++++ Records shown ++++

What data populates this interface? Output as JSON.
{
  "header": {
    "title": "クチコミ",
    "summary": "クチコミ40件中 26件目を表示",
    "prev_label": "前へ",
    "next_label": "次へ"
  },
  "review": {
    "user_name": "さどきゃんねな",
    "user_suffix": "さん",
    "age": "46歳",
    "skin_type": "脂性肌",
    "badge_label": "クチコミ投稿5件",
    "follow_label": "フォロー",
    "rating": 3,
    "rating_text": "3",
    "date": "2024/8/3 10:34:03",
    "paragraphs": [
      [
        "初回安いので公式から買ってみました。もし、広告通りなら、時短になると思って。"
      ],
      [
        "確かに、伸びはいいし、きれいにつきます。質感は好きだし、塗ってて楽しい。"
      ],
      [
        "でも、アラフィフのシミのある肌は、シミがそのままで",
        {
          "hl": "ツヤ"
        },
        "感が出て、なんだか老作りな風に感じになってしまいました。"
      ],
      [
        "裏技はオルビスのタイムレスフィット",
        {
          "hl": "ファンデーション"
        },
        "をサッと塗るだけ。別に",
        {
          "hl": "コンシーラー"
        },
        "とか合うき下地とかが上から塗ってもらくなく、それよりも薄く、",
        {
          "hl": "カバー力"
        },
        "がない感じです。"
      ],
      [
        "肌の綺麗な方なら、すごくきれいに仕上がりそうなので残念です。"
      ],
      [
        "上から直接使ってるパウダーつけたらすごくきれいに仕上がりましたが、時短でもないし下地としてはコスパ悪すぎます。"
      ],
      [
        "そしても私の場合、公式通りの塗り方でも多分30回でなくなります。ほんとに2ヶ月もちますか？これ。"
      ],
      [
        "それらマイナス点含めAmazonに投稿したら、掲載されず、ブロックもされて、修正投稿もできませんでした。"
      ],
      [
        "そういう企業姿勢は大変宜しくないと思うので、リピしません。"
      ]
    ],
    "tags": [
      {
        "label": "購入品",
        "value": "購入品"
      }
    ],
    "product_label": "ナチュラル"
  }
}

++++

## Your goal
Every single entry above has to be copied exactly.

## Expected output
What data populates this interface? Output as JSON.
{
  "header": {
    "title": "クチコミ",
    "summary": "クチコミ40件中 26件目を表示",
    "prev_label": "前へ",
    "next_label": "次へ"
  },
  "review": {
    "user_name": "さどきゃんねな",
    "user_suffix": "さん",
    "age": "46歳",
    "skin_type": "脂性肌",
    "badge_label": "クチコミ投稿5件",
    "follow_label": "フォロー",
    "rating": 3,
    "rating_text": "3",
    "date": "2024/8/3 10:34:03",
    "paragraphs": [
      [
        "初回安いので公式から買ってみました。もし、広告通りなら、時短になると思って。"
      ],
      [
        "確かに、伸びはいいし、きれいにつきます。質感は好きだし、塗ってて楽しい。"
      ],
      [
        "でも、アラフィフのシミのある肌は、シミがそのままで",
        {
          "hl": "ツヤ"
        },
        "感が出て、なんだか老作りな風に感じになってしまいました。"
      ],
      [
        "裏技はオルビスのタイムレスフィット",
        {
          "hl": "ファンデーション"
        },
        "をサッと塗るだけ。別に",
        {
          "hl": "コンシーラー"
        },
        "とか合うき下地とかが上から塗ってもらくなく、それよりも薄く、",
        {
          "hl": "カバー力"
        },
        "がない感じです。"
      ],
      [
        "肌の綺麗な方なら、すごくきれいに仕上がりそうなので残念です。"
      ],
      [
        "上から直接使ってるパウダーつけたらすごくきれいに仕上がりましたが、時短でもないし下地としてはコスパ悪すぎます。"
      ],
      [
        "そしても私の場合、公式通りの塗り方でも多分30回でなくなります。ほんとに2ヶ月もちますか？これ。"
      ],
      [
        "それらマイナス点含めAmazonに投稿したら、掲載されず、ブロックもされて、修正投稿もできませんでした。"
      ],
      [
        "そういう企業姿勢は大変宜しくないと思うので、リピしません。"
      ]
    ],
    "tags": [
      {
        "label": "購入品",
        "value": "購入品"
      }
    ],
    "product_label": "ナチュラル"
  }
}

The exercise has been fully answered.